- DIRECTIONS FOR THIS TASK
This task calls for copying every line of the records that includes the word "image".
[[ INFORMATION PROVIDED open ]]
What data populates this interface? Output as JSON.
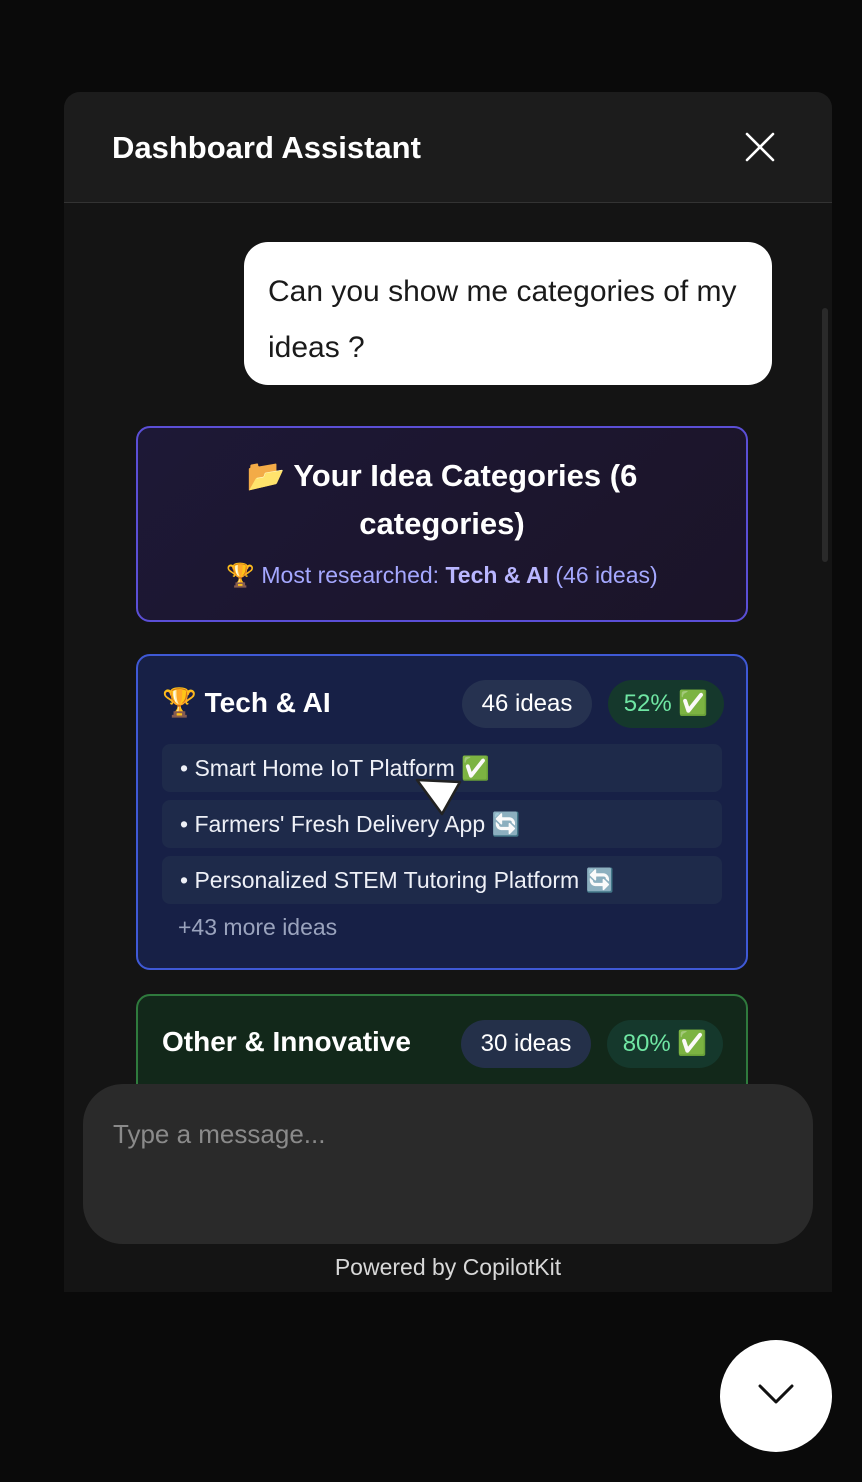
{
  "header": {
    "title": "Dashboard Assistant",
    "close_icon": "close-icon"
  },
  "conversation": {
    "user_message": "Can you show me categories of my ideas ?",
    "summary": {
      "icon": "📂",
      "title": "Your Idea Categories (6 categories)",
      "trophy_icon": "🏆",
      "most_prefix": "Most researched:",
      "most_name": "Tech & AI",
      "most_suffix": "(46 ideas)"
    },
    "categories": [
      {
        "icon": "🏆",
        "name": "Tech & AI",
        "count": "46 ideas",
        "percent": "52% ✅",
        "ideas": [
          "• Smart Home IoT Platform ✅",
          "• Farmers' Fresh Delivery App 🔄",
          "• Personalized STEM Tutoring Platform 🔄"
        ],
        "more": "+43 more ideas",
        "accent": "#3f59d6"
      },
      {
        "icon": "",
        "name": "Other & Innovative",
        "count": "30 ideas",
        "percent": "80% ✅",
        "accent": "#2f7a3d"
      }
    ]
  },
  "input": {
    "placeholder": "Type a message..."
  },
  "footer": {
    "powered_by": "Powered by CopilotKit"
  },
  "toggle": {
    "icon": "chevron-down-icon"
  }
}
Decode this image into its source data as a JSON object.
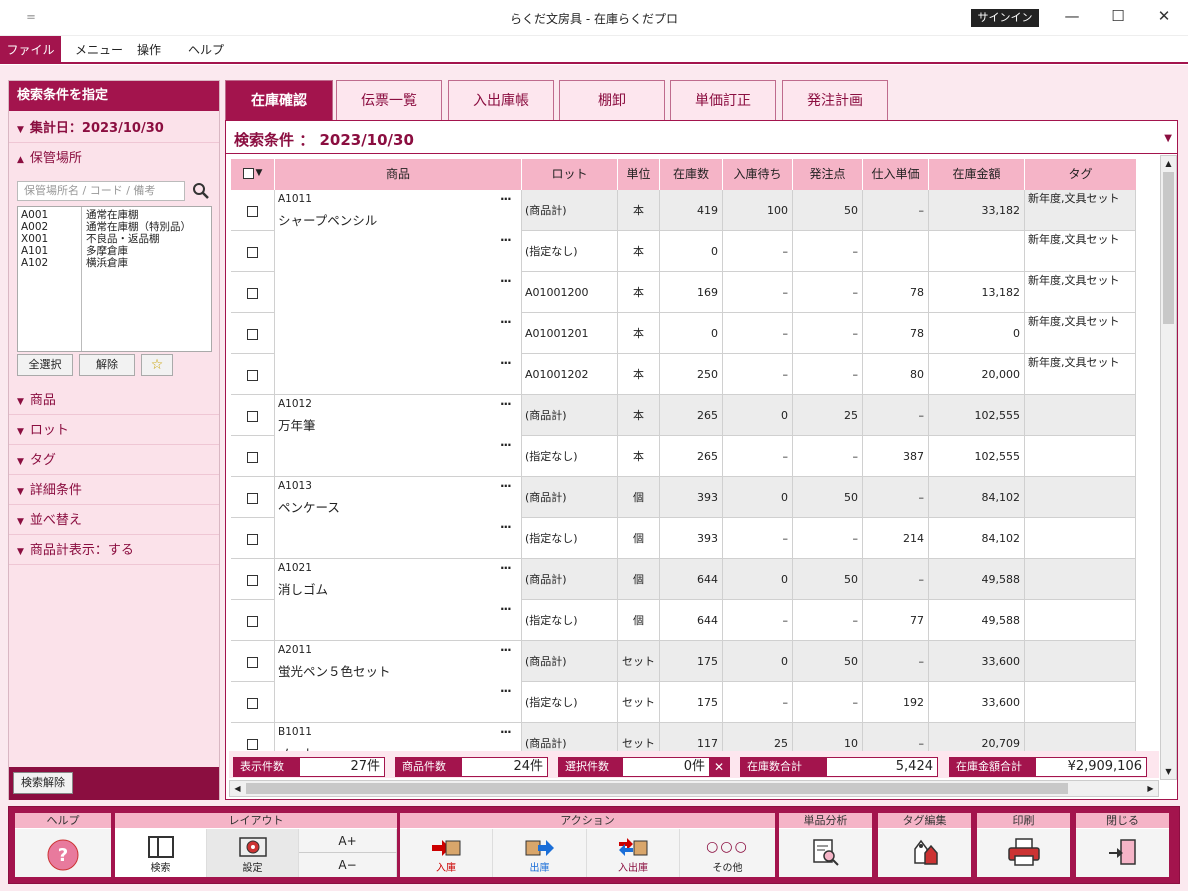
{
  "window": {
    "title": "らくだ文房具 - 在庫らくだプロ",
    "quick_access": "＝",
    "signin": "サインイン"
  },
  "menu": {
    "file": "ファイル",
    "items": [
      "メニュー",
      "操作",
      "ヘルプ"
    ]
  },
  "sidebar": {
    "title": "検索条件を指定",
    "date_filter": "集計日：2023/10/30",
    "location_section": "保管場所",
    "location_placeholder": "保管場所名 / コード / 備考",
    "locations": [
      {
        "code": "A001",
        "name": "通常在庫棚"
      },
      {
        "code": "A002",
        "name": "通常在庫棚（特別品）"
      },
      {
        "code": "X001",
        "name": "不良品・返品棚"
      },
      {
        "code": "A101",
        "name": "多摩倉庫"
      },
      {
        "code": "A102",
        "name": "横浜倉庫"
      }
    ],
    "select_all": "全選択",
    "deselect": "解除",
    "star": "☆",
    "sections": [
      "商品",
      "ロット",
      "タグ",
      "詳細条件",
      "並べ替え",
      "商品計表示：する"
    ],
    "clear": "検索解除"
  },
  "tabs": [
    "在庫確認",
    "伝票一覧",
    "入出庫帳",
    "棚卸",
    "単価訂正",
    "発注計画"
  ],
  "condition": "検索条件 ： 2023/10/30",
  "table": {
    "headers": [
      "商品",
      "ロット",
      "単位",
      "在庫数",
      "入庫待ち",
      "発注点",
      "仕入単価",
      "在庫金額",
      "タグ"
    ],
    "groups": [
      {
        "code": "A1011",
        "name": "シャープペンシル",
        "rows": [
          {
            "lot": "(商品計)",
            "unit": "本",
            "stock": "419",
            "pending": "100",
            "reorder": "50",
            "price": "–",
            "amount": "33,182",
            "tag": "新年度,文具セット",
            "sum": true
          },
          {
            "lot": "(指定なし)",
            "unit": "本",
            "stock": "0",
            "pending": "–",
            "reorder": "–",
            "price": "",
            "amount": "",
            "tag": "新年度,文具セット",
            "sum": false
          },
          {
            "lot": "A01001200",
            "unit": "本",
            "stock": "169",
            "pending": "–",
            "reorder": "–",
            "price": "78",
            "amount": "13,182",
            "tag": "新年度,文具セット",
            "sum": false
          },
          {
            "lot": "A01001201",
            "unit": "本",
            "stock": "0",
            "pending": "–",
            "reorder": "–",
            "price": "78",
            "amount": "0",
            "tag": "新年度,文具セット",
            "sum": false
          },
          {
            "lot": "A01001202",
            "unit": "本",
            "stock": "250",
            "pending": "–",
            "reorder": "–",
            "price": "80",
            "amount": "20,000",
            "tag": "新年度,文具セット",
            "sum": false
          }
        ]
      },
      {
        "code": "A1012",
        "name": "万年筆",
        "rows": [
          {
            "lot": "(商品計)",
            "unit": "本",
            "stock": "265",
            "pending": "0",
            "reorder": "25",
            "price": "–",
            "amount": "102,555",
            "tag": "",
            "sum": true
          },
          {
            "lot": "(指定なし)",
            "unit": "本",
            "stock": "265",
            "pending": "–",
            "reorder": "–",
            "price": "387",
            "amount": "102,555",
            "tag": "",
            "sum": false
          }
        ]
      },
      {
        "code": "A1013",
        "name": "ペンケース",
        "rows": [
          {
            "lot": "(商品計)",
            "unit": "個",
            "stock": "393",
            "pending": "0",
            "reorder": "50",
            "price": "–",
            "amount": "84,102",
            "tag": "",
            "sum": true
          },
          {
            "lot": "(指定なし)",
            "unit": "個",
            "stock": "393",
            "pending": "–",
            "reorder": "–",
            "price": "214",
            "amount": "84,102",
            "tag": "",
            "sum": false
          }
        ]
      },
      {
        "code": "A1021",
        "name": "消しゴム",
        "rows": [
          {
            "lot": "(商品計)",
            "unit": "個",
            "stock": "644",
            "pending": "0",
            "reorder": "50",
            "price": "–",
            "amount": "49,588",
            "tag": "",
            "sum": true
          },
          {
            "lot": "(指定なし)",
            "unit": "個",
            "stock": "644",
            "pending": "–",
            "reorder": "–",
            "price": "77",
            "amount": "49,588",
            "tag": "",
            "sum": false
          }
        ]
      },
      {
        "code": "A2011",
        "name": "蛍光ペン５色セット",
        "rows": [
          {
            "lot": "(商品計)",
            "unit": "セット",
            "stock": "175",
            "pending": "0",
            "reorder": "50",
            "price": "–",
            "amount": "33,600",
            "tag": "",
            "sum": true
          },
          {
            "lot": "(指定なし)",
            "unit": "セット",
            "stock": "175",
            "pending": "–",
            "reorder": "–",
            "price": "192",
            "amount": "33,600",
            "tag": "",
            "sum": false
          }
        ]
      },
      {
        "code": "B1011",
        "name": "ノート",
        "rows": [
          {
            "lot": "(商品計)",
            "unit": "セット",
            "stock": "117",
            "pending": "25",
            "reorder": "10",
            "price": "–",
            "amount": "20,709",
            "tag": "",
            "sum": true
          }
        ]
      }
    ]
  },
  "stats": {
    "displayed_label": "表示件数",
    "displayed": "27件",
    "products_label": "商品件数",
    "products": "24件",
    "selected_label": "選択件数",
    "selected": "0件",
    "total_qty_label": "在庫数合計",
    "total_qty": "5,424",
    "total_amount_label": "在庫金額合計",
    "total_amount": "¥2,909,106"
  },
  "toolbar": {
    "help_group": "ヘルプ",
    "layout_group": "レイアウト",
    "search": "検索",
    "settings": "設定",
    "font_up": "A+",
    "font_down": "A−",
    "action_group": "アクション",
    "inbound": "入庫",
    "outbound": "出庫",
    "inout": "入出庫",
    "other": "その他",
    "analysis_group": "単品分析",
    "tag_group": "タグ編集",
    "print_group": "印刷",
    "close_group": "閉じる"
  }
}
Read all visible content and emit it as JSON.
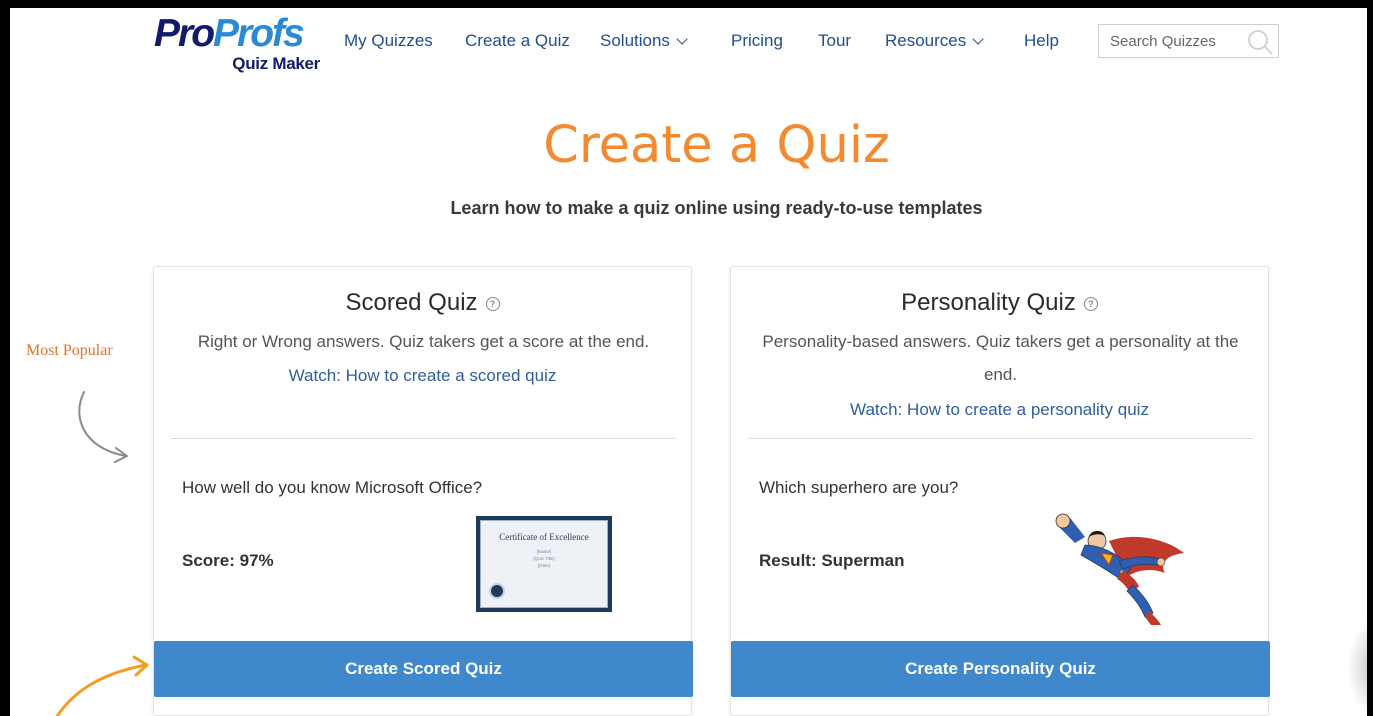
{
  "brand": {
    "logo_part1": "Pro",
    "logo_part2": "Profs",
    "logo_sub": "Quiz Maker",
    "colors": {
      "navy": "#121b6b",
      "blue": "#2a8ad6",
      "orange": "#f48a2f",
      "button": "#3f88cb"
    }
  },
  "nav": {
    "items": [
      {
        "label": "My Quizzes",
        "dropdown": false
      },
      {
        "label": "Create a Quiz",
        "dropdown": false
      },
      {
        "label": "Solutions",
        "dropdown": true
      },
      {
        "label": "Pricing",
        "dropdown": false
      },
      {
        "label": "Tour",
        "dropdown": false
      },
      {
        "label": "Resources",
        "dropdown": true
      },
      {
        "label": "Help",
        "dropdown": false
      }
    ],
    "search_placeholder": "Search Quizzes"
  },
  "hero": {
    "title": "Create a Quiz",
    "subtitle": "Learn how to make a quiz online using ready-to-use templates"
  },
  "annotations": {
    "most_popular": "Most Popular"
  },
  "cards": {
    "scored": {
      "title": "Scored Quiz",
      "help_icon": "?",
      "description": "Right or Wrong answers. Quiz takers get a score at the end.",
      "watch_link": "Watch: How to create a scored quiz",
      "sample_question": "How well do you know Microsoft Office?",
      "result_label": "Score: 97%",
      "image": "certificate-of-excellence",
      "certificate": {
        "title": "Certificate of Excellence",
        "lines": [
          "[Name]",
          "[Quiz Title]",
          "[Date]"
        ]
      },
      "button_label": "Create Scored Quiz"
    },
    "personality": {
      "title": "Personality Quiz",
      "help_icon": "?",
      "description": "Personality-based answers. Quiz takers get a personality at the end.",
      "watch_link": "Watch: How to create a personality quiz",
      "sample_question": "Which superhero are you?",
      "result_label": "Result: Superman",
      "image": "superman-illustration",
      "button_label": "Create Personality Quiz"
    }
  }
}
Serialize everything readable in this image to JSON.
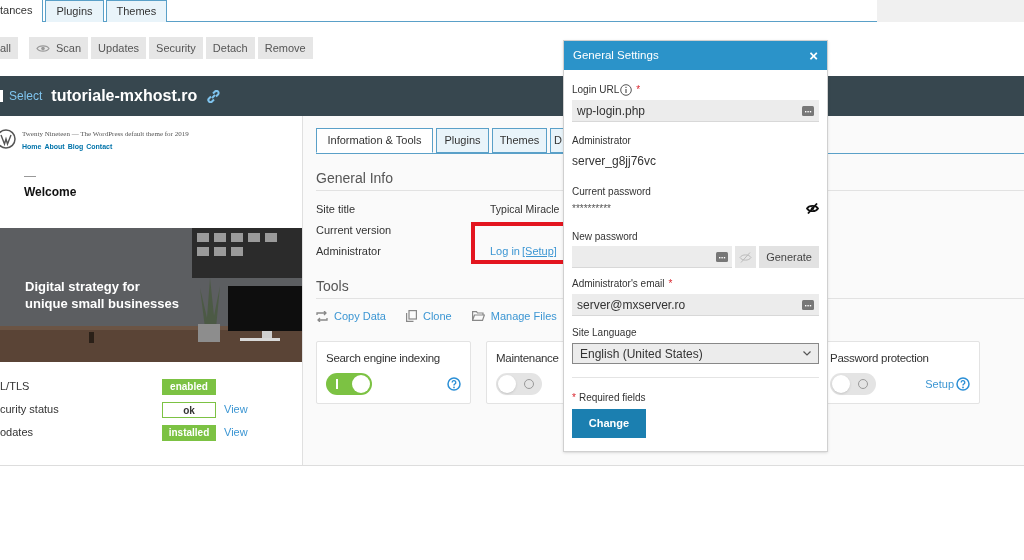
{
  "top_tabs": [
    {
      "label": "tances",
      "selected": true
    },
    {
      "label": "Plugins",
      "selected": false
    },
    {
      "label": "Themes",
      "selected": false
    }
  ],
  "toolbar": [
    {
      "label": "all",
      "icon": false
    },
    {
      "label": "Scan",
      "icon": true
    },
    {
      "label": "Updates",
      "icon": false
    },
    {
      "label": "Security",
      "icon": false
    },
    {
      "label": "Detach",
      "icon": false
    },
    {
      "label": "Remove",
      "icon": false
    }
  ],
  "site_header": {
    "checked": false,
    "select_label": "Select",
    "site_name": "tutoriale-mxhost.ro"
  },
  "preview": {
    "theme_line": "Twenty Nineteen — The WordPress default theme for 2019",
    "nav": [
      "Home",
      "About",
      "Blog",
      "Contact"
    ],
    "heading": "Welcome",
    "headline": "Digital strategy for unique small businesses"
  },
  "statuses": [
    {
      "label": "L/TLS",
      "badge": "enabled",
      "kind": "filled"
    },
    {
      "label": "curity status",
      "badge": "ok",
      "kind": "outline",
      "link": "View"
    },
    {
      "label": "odates",
      "badge": "installed",
      "kind": "filled",
      "link": "View"
    }
  ],
  "detail_tabs": [
    {
      "label": "Information & Tools",
      "selected": true
    },
    {
      "label": "Plugins",
      "selected": false
    },
    {
      "label": "Themes",
      "selected": false
    },
    {
      "label": "D",
      "selected": false
    }
  ],
  "general_info": {
    "title": "General Info",
    "rows": [
      {
        "label": "Site title",
        "value": "Typical Miracle"
      },
      {
        "label": "Current version"
      },
      {
        "label": "Administrator",
        "login_link": "Log in",
        "setup_link": "[Setup]",
        "highlighted": true
      }
    ]
  },
  "tools": {
    "title": "Tools",
    "links": [
      {
        "label": "Copy Data",
        "kind": "copy"
      },
      {
        "label": "Clone",
        "kind": "clone"
      },
      {
        "label": "Manage Files",
        "kind": "files"
      }
    ],
    "cards": [
      {
        "title": "Search engine indexing",
        "on": true,
        "help": true
      },
      {
        "title": "Maintenance",
        "on": false
      },
      {
        "title": "Password protection",
        "on": false,
        "help": true,
        "link": "Setup"
      }
    ]
  },
  "dialog": {
    "title": "General Settings",
    "close": "×",
    "login_url": {
      "label": "Login URL",
      "required_mark": "*",
      "value": "wp-login.php"
    },
    "administrator": {
      "label": "Administrator",
      "value": "server_g8jj76vc"
    },
    "current_password": {
      "label": "Current password",
      "value": "**********"
    },
    "new_password": {
      "label": "New password",
      "generate": "Generate"
    },
    "email": {
      "label": "Administrator's email",
      "required_mark": "*",
      "value": "server@mxserver.ro"
    },
    "language": {
      "label": "Site Language",
      "value": "English (United States)"
    },
    "note_mark": "*",
    "note": "Required fields",
    "submit": "Change"
  }
}
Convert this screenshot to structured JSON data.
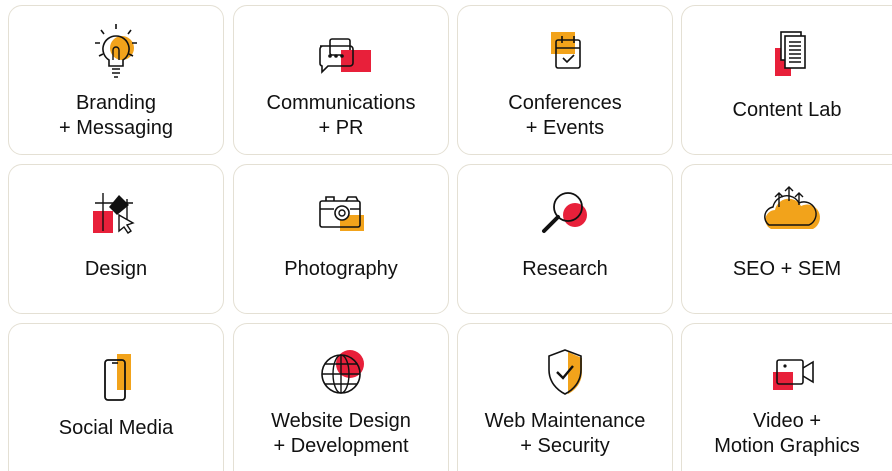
{
  "services": [
    {
      "line1": "Branding",
      "line2": "+ Messaging",
      "icon": "lightbulb-icon"
    },
    {
      "line1": "Communications",
      "line2": "+ PR",
      "icon": "chat-bubbles-icon"
    },
    {
      "line1": "Conferences",
      "line2": "+ Events",
      "icon": "calendar-icon"
    },
    {
      "line1": "Content Lab",
      "icon": "documents-icon"
    },
    {
      "line1": "Design",
      "icon": "design-cursor-icon"
    },
    {
      "line1": "Photography",
      "icon": "camera-icon"
    },
    {
      "line1": "Research",
      "icon": "magnifier-icon"
    },
    {
      "line1": "SEO + SEM",
      "icon": "cloud-growth-icon"
    },
    {
      "line1": "Social Media",
      "icon": "smartphone-icon"
    },
    {
      "line1": "Website Design",
      "line2": "+ Development",
      "icon": "globe-icon"
    },
    {
      "line1": "Web Maintenance",
      "line2": "+ Security",
      "icon": "shield-check-icon"
    },
    {
      "line1": "Video +",
      "line2": "Motion Graphics",
      "icon": "video-camera-icon"
    }
  ],
  "colors": {
    "accent_orange": "#f2a31b",
    "accent_red": "#e8203a",
    "card_border": "#e4e0d4",
    "text": "#111111"
  }
}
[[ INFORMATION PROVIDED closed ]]
- OUTPUT BELOW
Decode this image into its source data as a JSON object.
      "image": "certificate-of-excellence",
      "image": "superman-illustration",
Serialize everything readable in this image to JSON.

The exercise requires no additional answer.